Web page and app entries
________________

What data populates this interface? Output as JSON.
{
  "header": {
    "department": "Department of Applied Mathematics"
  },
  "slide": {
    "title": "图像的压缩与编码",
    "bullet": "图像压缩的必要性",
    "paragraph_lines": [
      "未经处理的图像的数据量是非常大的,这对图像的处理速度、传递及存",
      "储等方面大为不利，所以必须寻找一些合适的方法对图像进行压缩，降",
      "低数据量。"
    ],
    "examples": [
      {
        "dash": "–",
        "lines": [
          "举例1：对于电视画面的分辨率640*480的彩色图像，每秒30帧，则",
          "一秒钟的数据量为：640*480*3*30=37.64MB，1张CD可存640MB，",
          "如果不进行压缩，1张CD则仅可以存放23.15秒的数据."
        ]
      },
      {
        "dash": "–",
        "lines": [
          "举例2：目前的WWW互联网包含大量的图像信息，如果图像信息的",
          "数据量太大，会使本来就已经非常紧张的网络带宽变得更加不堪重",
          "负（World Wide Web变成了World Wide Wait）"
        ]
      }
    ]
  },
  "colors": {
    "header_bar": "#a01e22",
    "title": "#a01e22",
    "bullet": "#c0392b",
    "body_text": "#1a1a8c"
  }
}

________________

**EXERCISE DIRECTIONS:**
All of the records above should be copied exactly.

**ANSWER TO THIS PROBLEM:**
What data populates this interface? Output as JSON.
{
  "header": {
    "department": "Department of Applied Mathematics"
  },
  "slide": {
    "title": "图像的压缩与编码",
    "bullet": "图像压缩的必要性",
    "paragraph_lines": [
      "未经处理的图像的数据量是非常大的,这对图像的处理速度、传递及存",
      "储等方面大为不利，所以必须寻找一些合适的方法对图像进行压缩，降",
      "低数据量。"
    ],
    "examples": [
      {
        "dash": "–",
        "lines": [
          "举例1：对于电视画面的分辨率640*480的彩色图像，每秒30帧，则",
          "一秒钟的数据量为：640*480*3*30=37.64MB，1张CD可存640MB，",
          "如果不进行压缩，1张CD则仅可以存放23.15秒的数据."
        ]
      },
      {
        "dash": "–",
        "lines": [
          "举例2：目前的WWW互联网包含大量的图像信息，如果图像信息的",
          "数据量太大，会使本来就已经非常紧张的网络带宽变得更加不堪重",
          "负（World Wide Web变成了World Wide Wait）"
        ]
      }
    ]
  },
  "colors": {
    "header_bar": "#a01e22",
    "title": "#a01e22",
    "bullet": "#c0392b",
    "body_text": "#1a1a8c"
  }
}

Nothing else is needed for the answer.